I’ve been attending the Consumer Electronics Show in Vegas since 2011. My roles with Corning over the years have morphed as much as CES has, and I’ve watched CES evolve from showing tech related solely to its namesake to becoming the premier automotive tech show. In fact, the number of automotive-related exhibitors has more than tripled since 2018 alone. With that in mind, here are my main takeaways from CES 2020.

In-car UX is key.

CES’s shift to vehicle tech isn’t surprising. The world is looking for the next big thing, like the newest smartphone with its brilliant screen and pixel-rich camera or automatic connectivity and tech that understands us on a personal level. What if our cars could provide intuitive human-machine interaction for us like our smartphones do? The user experience inside the car is clearly one key driver of the car-buying experience. That’s why automakers are pulling inspiration and capability from companies traditionally rooted in consumer electronics, a topic I’ve written about at length before.

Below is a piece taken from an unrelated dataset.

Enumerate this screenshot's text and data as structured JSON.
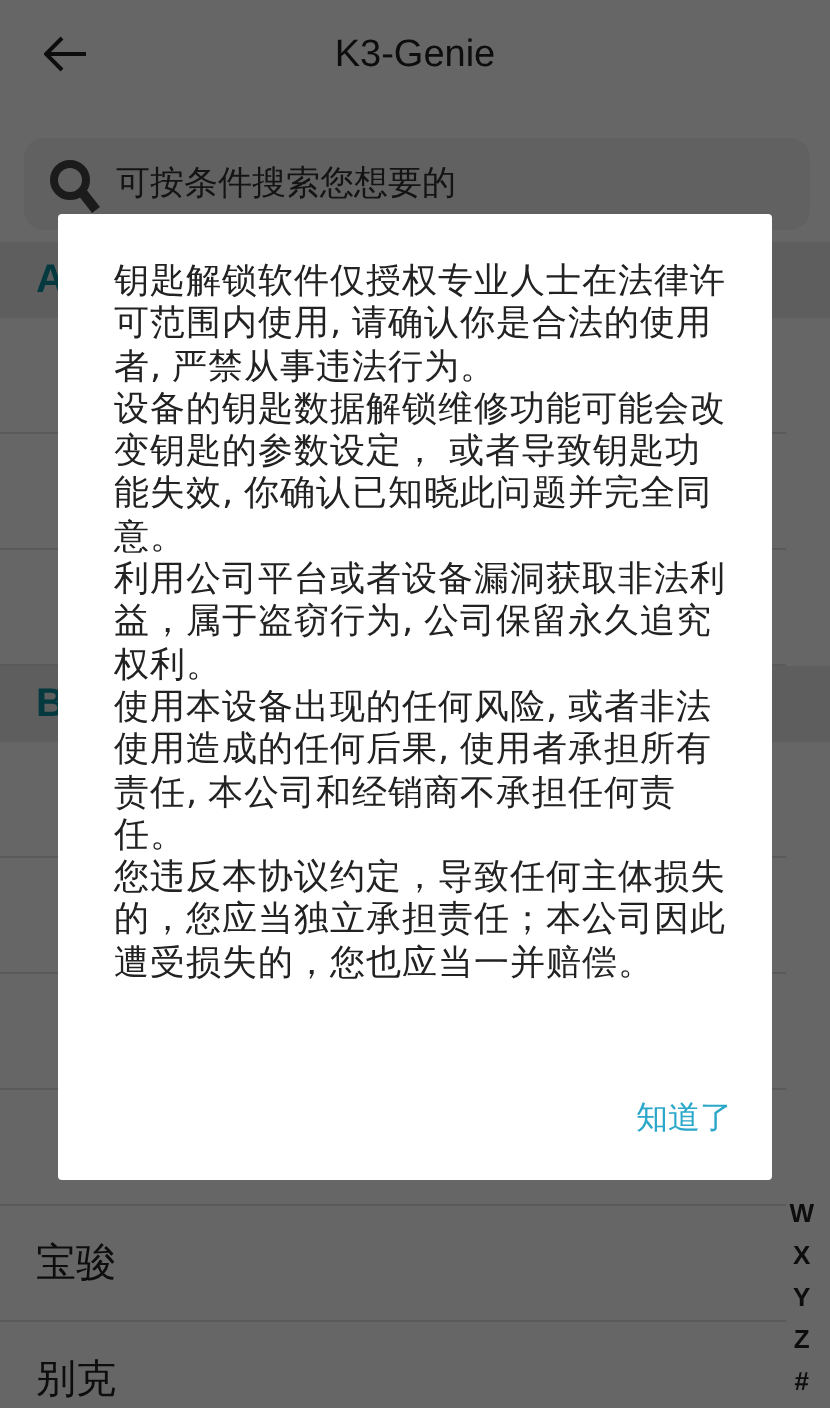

This trend’s omnipresence at CES only reaffirmed my observations.

Take Daimler’s Vision AVTR concept, for example – it showed an advanced, futuristic version of in-car interactivity. With its occupant recognition capabilities and large central screen, your wholly personalized experience is just a drive – or a ride – away. Continental’s Natural 3D Display concept featured voice-activated controls and projected displays. And even Amazon is getting in on the game by making Alexa a native functionality in its Rivian and Lamborghini examples on the show floor. 

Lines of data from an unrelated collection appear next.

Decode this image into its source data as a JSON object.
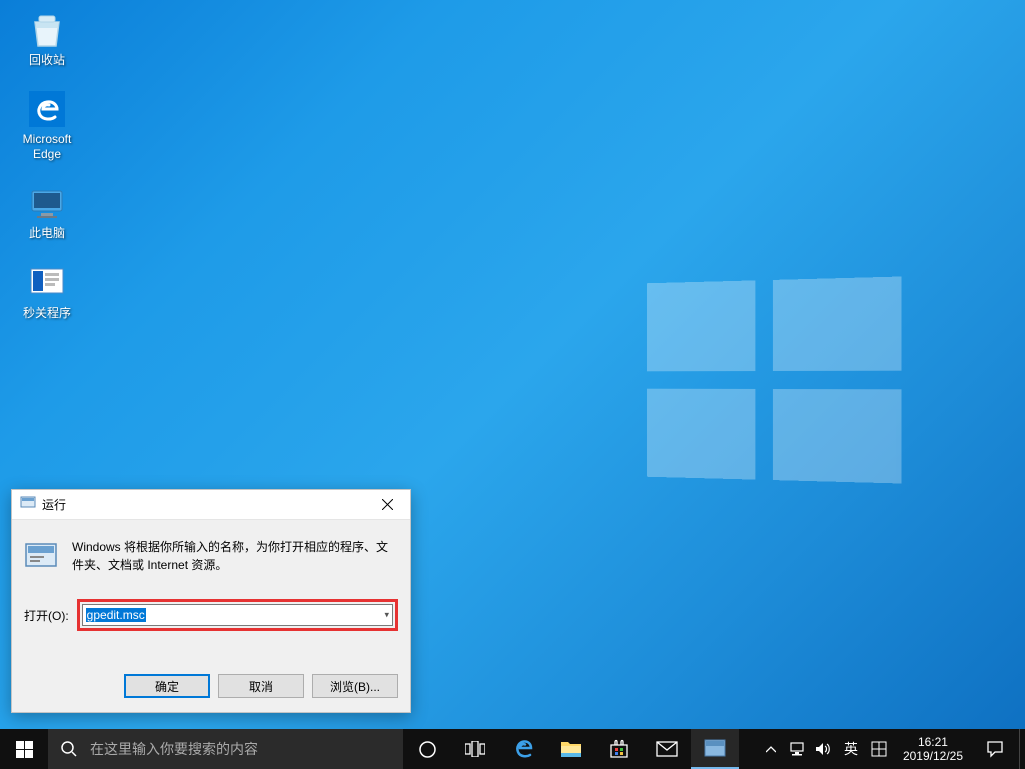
{
  "desktop": {
    "icons": [
      {
        "name": "recycle-bin",
        "label": "回收站"
      },
      {
        "name": "microsoft-edge",
        "label": "Microsoft\nEdge"
      },
      {
        "name": "this-pc",
        "label": "此电脑"
      },
      {
        "name": "seconds-shutdown",
        "label": "秒关程序"
      }
    ]
  },
  "run_dialog": {
    "title": "运行",
    "description": "Windows 将根据你所输入的名称，为你打开相应的程序、文件夹、文档或 Internet 资源。",
    "open_label": "打开(O):",
    "input_value": "gpedit.msc",
    "buttons": {
      "ok": "确定",
      "cancel": "取消",
      "browse": "浏览(B)..."
    }
  },
  "taskbar": {
    "search_placeholder": "在这里输入你要搜索的内容",
    "tray": {
      "ime": "英",
      "time": "16:21",
      "date": "2019/12/25"
    }
  }
}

Everyday consumers are leading the charge for automakers to think differently, and they’re responding with full tech-company-infused brainpower.

We’re inching closer to full autonomy.

Hype over the past few years for fully autonomous vehicles has shrouded realistic expectations for the industry. While fully autonomous vehicles are certainly on the horizon, we’re just not there yet. It’s clear today that we must first build the bridge for a sensor-rich world with advanced driver assistance systems (ADAS) before we can sit back and enjoy a driver-less one.

ADAS is what brings us from levels 0/1 to levels 2/3 autonomy, which deepen the amount of automation. Take surprising incumbent and show stopper Sony with its Vision-S, a concept car that featured 33 sensors, combining multiple optical technologies to build a “Safety Cocoon.”

What’s encouraging to me is that each of these sensors uses light – visible, infrared, radar, LiDAR – to transmit information to the driver in an intelligible way. As a company that appreciates tough technical problems, Corning is exploring ways to overcome the optical and material challenges of ADAS and full autonomous adoption.

We’re driving faster toward a brilliant, visual world.

One thing all automotive tech has in common is its starting point in consumer electronics. And while CES has changed considerably over the years, one thing remains true: it’s still a display-centric, visual show.

The tech in your living room or handheld device is most definitely a precursor for your car, with thin, flexible OLED, and MicroLED displays influencing designers to adopt these display technologies for future automotive interiors. We continue to see enhanced visualization as a theme on the show floor as in-car displays become larger, longer, shaped, and more integrated.

Every year I look forward to CES and its exhilarating atmosphere. Next year, I have two more reasons to be excited:

  1.  The Las Vegas Convention Center Expansion promises to bring 600,000 square feet of new space optimized for automotive exhibits in time for CES. This means an entirely new hall to explore and new contacts to make. I wouldn’t be surprised if the number of automotive-related exhibitors continues to see substantial growth.
  2. While CES always coincides with my birthday, CES 2021 – my 10th CES – kicks off on my birthday. While I’ll certainly miss being around my family, I’ll be on the ground in Vegas surrounded by my team as we work toward the same goal of advancing the adoption of technical glass in automotive.